Louisiana and the Gulf Coast Region are set to receive hundreds of millions of dollars in federal money earmarked for transportation and other construction projects. However, the significant influx of federal spending brings with it the significant risk of fraud, waste, and abuse. Where the government finds such fraud waste, and abuse, it can recover significant damages and spending under the False Claims Act. The following is a brief overview of the federal government’s most powerful tool in recovering for false claim violations, as well as some guidance on the best measures to minimize the risk of violations.

What Is The False Claim Act

The Federal False Claims Act gives the federal government the power to recover damages and penalties for the false and/or fraudulent claims for payment. The False Claims Act applies to federal funding of projects through contracts as well as federal grants. Under the Act, the government can recover up to three times the amount that was paid under the false claims as well as statutory penalties between $10,957 to $21,916 per claim. When does a claim for payment rise to the level of a violation of the Act? To be considered a "false claim" under the act, the claim must be (1) false; (2) knowingly made; and (3) material.

  • To find that a payee "knowingly" submitted the false claim, the government does not have to prove actual knowledge that the claim was false; rather, it need only show that the payee acted with "deliberate ignorance" of the truth of falsity of the claim, or with "reckless disregard for the truth."
  • Further, the Act does not cover any and all misrepresentations or any and all failures to follow regulatory requirements; to be "material" the false claim must affect the government's decision to pay.
  • The materiality requirement prevents all garden variety contract and regulatory disputes from coming within the scope of False Claims Act liability. However, it's important to realize that such disputes may give rise to False Claims Act exposure if the falsity of the claim was done with knowledge and the falsity affected the government's payment decision.

The Whistleblower The majority of False Claims Act brought by the government are brought by a whistleblower. The majority of whistleblowers are current and former employees with knowledge of the employer's government billings, although sometimes competitors can blow the whistle on their competition.

  • The whistleblower files a case under seal in the court against the defendant and alleges false claims.
  • While the case is still sealed, the government investigates the allegations and determines whether it will go forward with the prosecution of the case. If it does not, the whistleblower (known legally as a "relator") may proceed with the suit.
  • There is a strong financial incentive for the whistleblower: if the government recovers, the whistleblower is awarded a percentage of the recovery, from 15% to 30%. If whistleblower is successful, the defendant will have to pay reasonable attorney fees as well.
  • A whistleblower may also be awarded damages if he or she can prove that the employer retaliated against him or her for the whistleblowing.
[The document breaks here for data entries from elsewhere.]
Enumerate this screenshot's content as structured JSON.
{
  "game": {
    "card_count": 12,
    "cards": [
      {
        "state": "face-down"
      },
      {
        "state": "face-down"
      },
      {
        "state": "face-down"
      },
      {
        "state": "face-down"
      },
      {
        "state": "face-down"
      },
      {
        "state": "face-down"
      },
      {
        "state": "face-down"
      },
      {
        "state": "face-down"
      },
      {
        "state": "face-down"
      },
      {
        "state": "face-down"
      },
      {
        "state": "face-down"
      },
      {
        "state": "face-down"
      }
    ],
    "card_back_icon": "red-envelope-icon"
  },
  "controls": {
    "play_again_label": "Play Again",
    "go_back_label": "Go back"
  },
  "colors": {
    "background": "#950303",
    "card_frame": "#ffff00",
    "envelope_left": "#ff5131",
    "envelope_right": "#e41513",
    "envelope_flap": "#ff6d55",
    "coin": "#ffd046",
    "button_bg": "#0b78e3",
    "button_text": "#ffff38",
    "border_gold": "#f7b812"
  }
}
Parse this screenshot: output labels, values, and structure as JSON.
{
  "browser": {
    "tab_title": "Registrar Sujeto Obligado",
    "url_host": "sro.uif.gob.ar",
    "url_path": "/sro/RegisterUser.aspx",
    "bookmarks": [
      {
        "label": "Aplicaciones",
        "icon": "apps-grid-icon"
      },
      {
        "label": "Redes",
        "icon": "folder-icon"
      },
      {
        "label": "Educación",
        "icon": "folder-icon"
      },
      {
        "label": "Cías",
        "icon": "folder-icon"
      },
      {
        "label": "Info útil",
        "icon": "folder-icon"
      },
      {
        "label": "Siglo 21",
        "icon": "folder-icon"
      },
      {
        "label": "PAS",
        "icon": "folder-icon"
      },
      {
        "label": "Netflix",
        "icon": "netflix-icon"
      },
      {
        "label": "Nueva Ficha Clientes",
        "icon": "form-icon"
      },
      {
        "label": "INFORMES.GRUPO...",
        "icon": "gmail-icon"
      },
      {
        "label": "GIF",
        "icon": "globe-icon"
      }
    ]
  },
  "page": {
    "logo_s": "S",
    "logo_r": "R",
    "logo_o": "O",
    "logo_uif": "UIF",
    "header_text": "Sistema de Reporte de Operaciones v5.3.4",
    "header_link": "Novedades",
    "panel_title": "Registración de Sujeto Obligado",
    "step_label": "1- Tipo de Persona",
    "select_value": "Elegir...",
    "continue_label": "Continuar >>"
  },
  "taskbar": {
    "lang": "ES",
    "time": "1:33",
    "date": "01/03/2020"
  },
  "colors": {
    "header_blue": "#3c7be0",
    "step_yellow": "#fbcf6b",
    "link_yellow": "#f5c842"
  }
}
What's most frustrating for a defendant in such a case is that by the time the defendant learns of it, the government (with the whistleblower's help) is at the point to ask for settlement of the claims. Very often these cases are settled to avoid the costly litigation process because the case has already been made.

The False Claims Act in Construction Claims

At the outset, it's important to note that a company can be liable under the False Claims Act even if it was not the person submitting the claim. In the context of construction, this means that subcontractors who present false claims can be liable to the same extent as the contractor. Further, if the contractor is aware of the falsity of the subcontrator's claim, or conspires with the contractor to submit a false claim, it can be liable as well.

It's also important to note that, under the False Claims Act, the knowing retention of an overpayment can give rise to a False Claims Act. Known as a "reverse false claim," this is a common theory of recovery in construction claims. For example, if a government authority reimburses for payroll taxes, and a subcontractor is overpaid such taxes, the failure to remit back to the government the amount of an overpayment may result (and has resulted in the past) in liability under the False Claims Act.

Although there is no comprehensive list of the types of suits, the following are suits that are common in the construction industry context:

  • Bid rigging
  • Product substitution/substandard products
  • Substandard workmanship
  • False reports and certifications
  • Bribes/kickbacks
  • Overcharging for materials/wages
  • Falsifying minority status
  • Failure to follow contract specifications

In many suits, the government will have several theories of liability, i.e., more than one basis for a finding that the claims were false. The difficulty of defending such suits increases with each theory of liability.

Minimizing Liability

Although it's impossible to eliminate all risks of liability, there are some steps that a company can take to help minimize its exposure to false claims act liability. These include:

  • Written policies against false claims (including bribes/kickbacks)
  • Development of procedures for review of all submissions for payment
  • Written document retention policies for all cost-based reporting
  • Mandatory periodic training for employees who handle documentation/claim submissions
  • Procedures for screening subcontractor claims for reimbursement
  • Establish procedures for hearing employee complaints and institute exit interviews for employees

On a final note, if a contractor should discover any issue involving potential False Claims Act liability, he or she should contact an experienced attorney. An early evaluation of a claim, especially where there is a potential whistleblower, is key in minimizing government exposure.